Brain 'architecture' differs in kids with dyslexia
The brains of children with dyslexia may be structured differently, according to neuroimaging of the thalamus, the part of the brain that serves as its connector. The behavioral characteristics of dyslexia — a reading disorder that affects up to 17 percent of the population — are well documented, including struggling to recognize and decode words as well as trouble with comprehension and reading aloud.More

Study: High schoolers with ADHD receiving few evidence-based supports
Education Week
A little over half of high school students with attention deficit hyperactivity disorder are receiving some kind of services from their schools, such as additional time on tests or extended time to complete homework assignments, a recent study finds. But those particular supports have no reported effectiveness in improving the academic performance of students with ADHD, according to the study published in the journal School Mental Health.More

The gender gap is closing in schools, when will it translate to the workplace?
By: Brian Stack
Despite the fact that our country is built on a foundation whereby "all" are created equal, a significant gender gap still divides us. Our schools today are producing a generation of girls who are at least as academically successful, if not more so, than their male peers.
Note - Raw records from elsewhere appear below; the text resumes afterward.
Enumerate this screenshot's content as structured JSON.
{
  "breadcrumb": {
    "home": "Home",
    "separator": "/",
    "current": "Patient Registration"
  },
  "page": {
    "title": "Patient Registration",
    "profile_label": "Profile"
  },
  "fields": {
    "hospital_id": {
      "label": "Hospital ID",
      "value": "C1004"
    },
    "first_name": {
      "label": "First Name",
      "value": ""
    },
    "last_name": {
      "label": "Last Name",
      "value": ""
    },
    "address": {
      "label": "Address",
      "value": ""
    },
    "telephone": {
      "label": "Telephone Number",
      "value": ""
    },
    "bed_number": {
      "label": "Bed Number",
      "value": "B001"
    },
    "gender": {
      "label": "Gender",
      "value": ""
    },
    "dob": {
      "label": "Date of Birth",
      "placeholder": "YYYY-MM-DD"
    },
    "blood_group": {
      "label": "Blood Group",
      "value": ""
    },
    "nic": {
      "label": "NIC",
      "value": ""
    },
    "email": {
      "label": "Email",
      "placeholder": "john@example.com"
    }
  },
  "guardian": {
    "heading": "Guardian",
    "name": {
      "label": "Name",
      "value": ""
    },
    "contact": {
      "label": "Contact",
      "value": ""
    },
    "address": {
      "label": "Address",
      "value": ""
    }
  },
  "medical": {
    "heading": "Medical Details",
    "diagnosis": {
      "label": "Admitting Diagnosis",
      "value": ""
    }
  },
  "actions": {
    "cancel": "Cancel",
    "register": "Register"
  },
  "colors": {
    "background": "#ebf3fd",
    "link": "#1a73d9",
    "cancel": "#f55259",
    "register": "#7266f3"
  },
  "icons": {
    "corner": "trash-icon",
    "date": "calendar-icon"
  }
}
Still, if our country is to reduce its gender gap in the workplace, then schools will need to become institutions that better support and motivate girls to pursue more rigorous and demanding career fields.More

States are prioritizing prisons over education, budgets show
The Huffington Post
If state budget trends reflect the country's policy priorities, then the U.S. currently values prisoners over children, a new report suggests. A report by the Center on Budget and Policy Priorities shows that the growth of state spending on prisons in recent years has far outpaced the growth of spending on education. After adjusting for inflation, state general fund spending on prison-related expenses increased over 140 percent between 1986 and 2013. During the same period, state spending on K-12 education increased only 69 percent, while higher education saw an increase of less than six percent.More
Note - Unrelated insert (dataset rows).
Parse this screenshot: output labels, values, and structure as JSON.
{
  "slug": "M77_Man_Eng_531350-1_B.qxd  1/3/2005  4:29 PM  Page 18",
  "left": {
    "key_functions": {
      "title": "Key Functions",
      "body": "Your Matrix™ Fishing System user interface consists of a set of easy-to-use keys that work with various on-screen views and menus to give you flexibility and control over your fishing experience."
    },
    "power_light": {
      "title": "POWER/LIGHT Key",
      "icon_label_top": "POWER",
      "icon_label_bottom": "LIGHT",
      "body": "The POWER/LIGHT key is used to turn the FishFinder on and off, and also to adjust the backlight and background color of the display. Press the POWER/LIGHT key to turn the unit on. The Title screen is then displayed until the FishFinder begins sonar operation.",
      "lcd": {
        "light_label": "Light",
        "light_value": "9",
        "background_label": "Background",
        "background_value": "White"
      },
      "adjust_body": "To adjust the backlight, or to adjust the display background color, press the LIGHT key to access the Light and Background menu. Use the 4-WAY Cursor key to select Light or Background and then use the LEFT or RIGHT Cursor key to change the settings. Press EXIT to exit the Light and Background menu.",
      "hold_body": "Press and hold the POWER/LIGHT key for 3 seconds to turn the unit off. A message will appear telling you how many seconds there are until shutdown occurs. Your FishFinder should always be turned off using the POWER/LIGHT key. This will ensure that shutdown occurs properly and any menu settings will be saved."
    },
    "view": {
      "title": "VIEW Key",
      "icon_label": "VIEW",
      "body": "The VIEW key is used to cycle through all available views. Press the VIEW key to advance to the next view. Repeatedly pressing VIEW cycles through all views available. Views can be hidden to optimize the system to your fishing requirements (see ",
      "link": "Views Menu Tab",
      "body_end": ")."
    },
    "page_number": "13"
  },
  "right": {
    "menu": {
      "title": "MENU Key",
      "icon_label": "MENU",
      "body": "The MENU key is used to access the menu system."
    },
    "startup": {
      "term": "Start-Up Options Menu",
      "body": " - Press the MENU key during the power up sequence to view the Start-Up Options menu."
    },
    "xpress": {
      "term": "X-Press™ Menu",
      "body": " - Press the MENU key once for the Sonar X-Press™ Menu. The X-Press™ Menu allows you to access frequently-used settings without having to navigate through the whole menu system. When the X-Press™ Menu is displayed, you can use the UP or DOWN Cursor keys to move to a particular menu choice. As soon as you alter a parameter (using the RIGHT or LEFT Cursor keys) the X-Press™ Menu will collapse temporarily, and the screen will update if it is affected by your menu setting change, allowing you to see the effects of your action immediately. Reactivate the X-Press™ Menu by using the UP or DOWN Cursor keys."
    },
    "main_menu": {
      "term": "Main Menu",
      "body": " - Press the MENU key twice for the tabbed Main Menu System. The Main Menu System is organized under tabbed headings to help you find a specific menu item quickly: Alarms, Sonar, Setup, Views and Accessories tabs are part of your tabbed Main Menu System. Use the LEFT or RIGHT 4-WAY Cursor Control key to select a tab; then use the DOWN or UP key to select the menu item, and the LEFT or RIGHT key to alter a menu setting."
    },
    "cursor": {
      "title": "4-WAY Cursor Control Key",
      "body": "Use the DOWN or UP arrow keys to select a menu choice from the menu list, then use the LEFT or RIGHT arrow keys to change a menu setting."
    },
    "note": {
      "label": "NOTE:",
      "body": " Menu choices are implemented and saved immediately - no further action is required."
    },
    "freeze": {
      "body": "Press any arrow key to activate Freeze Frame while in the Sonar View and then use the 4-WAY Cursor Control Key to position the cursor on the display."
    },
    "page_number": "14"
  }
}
Teachers favor Common Core, not the testing
The large majority of U.S. public school teachers, 76 percent, react positively to the primary goal of the Common Core — to have all states use the same set of academic standards for reading, writing and math in grades K-12. However, this positivity fades when the topic turns to using computerized tests to measure student performance (27 percent) and linking those test scores to teacher evaluations (9 percent).More
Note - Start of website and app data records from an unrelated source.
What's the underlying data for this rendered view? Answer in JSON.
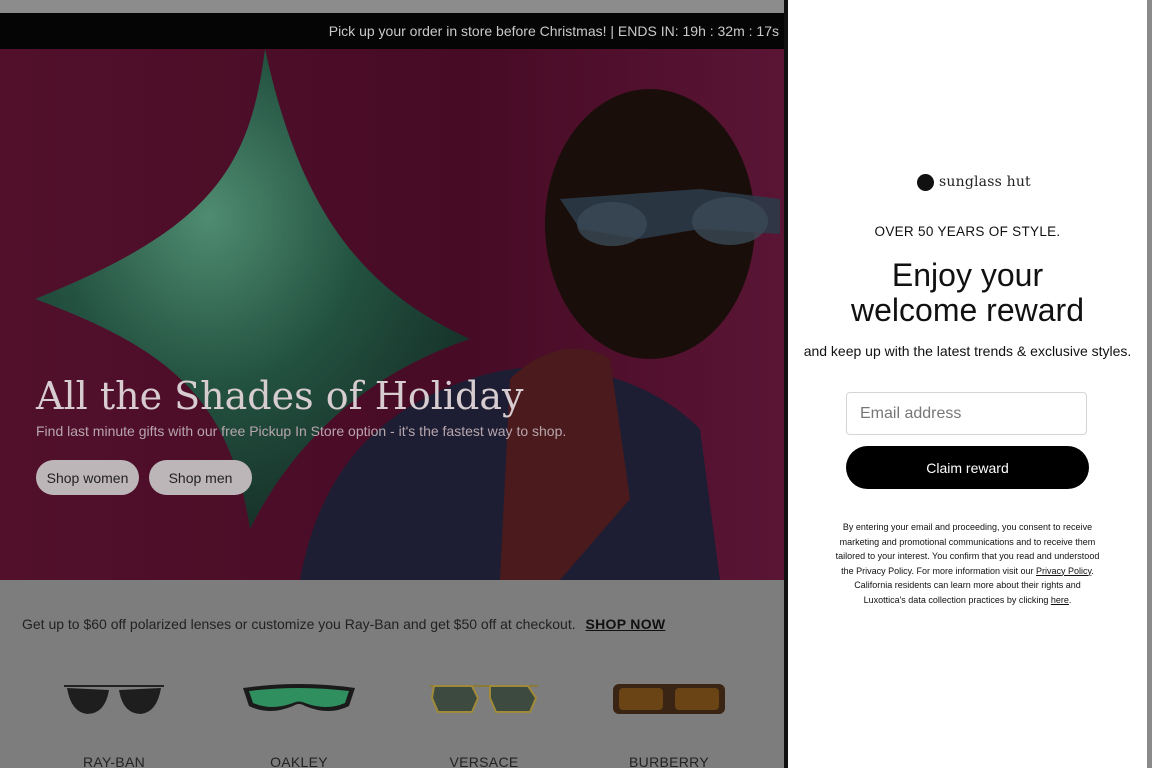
{
  "promo_bar": {
    "text": "Pick up your order in store before Christmas! | ENDS IN: 19h : 32m : 17s"
  },
  "hero": {
    "title": "All the Shades of Holiday",
    "subtitle": "Find last minute gifts with our free Pickup In Store option - it's the fastest way to shop.",
    "buttons": [
      {
        "label": "Shop women"
      },
      {
        "label": "Shop men"
      }
    ]
  },
  "offer": {
    "text": "Get up to $60 off polarized lenses or customize you Ray-Ban and get $50 off at checkout.",
    "link": "SHOP NOW"
  },
  "brands": [
    {
      "label": "RAY-BAN"
    },
    {
      "label": "OAKLEY"
    },
    {
      "label": "VERSACE"
    },
    {
      "label": "BURBERRY"
    }
  ],
  "modal": {
    "logo_text": "sunglass hut",
    "kicker": "OVER 50 YEARS OF STYLE.",
    "headline_line1": "Enjoy your",
    "headline_line2": "welcome reward",
    "subtext": "and keep up with the latest trends & exclusive styles.",
    "email_placeholder": "Email address",
    "claim_button": "Claim reward",
    "legal_part1": "By entering your email and proceeding, you consent to receive marketing and promotional communications and to receive them tailored to your interest. You confirm that you read and understood the Privacy Policy. For more information visit our",
    "legal_link1": "Privacy Policy",
    "legal_part2": ". California residents can learn more about their rights and Luxottica's data collection practices by clicking",
    "legal_link2": "here",
    "legal_end": "."
  },
  "colors": {
    "hero_bg": "#4a0b24",
    "promo_bar_bg": "#050505",
    "claim_button_bg": "#000000",
    "accent_green": "#1f6a4d"
  }
}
Prevention is key to stopping bullying, several experts say
The Oklahoman
Some psychologists and child development experts are concluding that many efforts to thwart bullying in schools and online have failed. New approaches are needed, they say, and the key to reducing bullying is instilling emotional intelligence in children early, as a preventative measure against becoming a bully or being victimized by one.More

These are the states with the most students for every teacher
The Huffington Post
There are substantially more students per every teacher in California than there are in Vermont. New data released from the National Center for Education Statistics shows how student-teacher ratio varied by state in the 2012-2013 school year. On average, there were 16 students per every public school teacher in the country that year.More

States backtrack on student tracking technology
The Pew Charitable Trusts
Do you know where your student is? At school? On the bus? Paying for lunch in the cafeteria? Principals in thousands of the nation's schools know the answer because radio frequency chips are embedded in students' ID cards, or their schools are equipped with biometric scanners that can identify portions of a student's fingerprint, the iris of an eye or a vein in a palm. Such technologies have become increasingly common in schools, which use them to take attendance, alert parents where their children get off the school bus or speed up lunch lines.More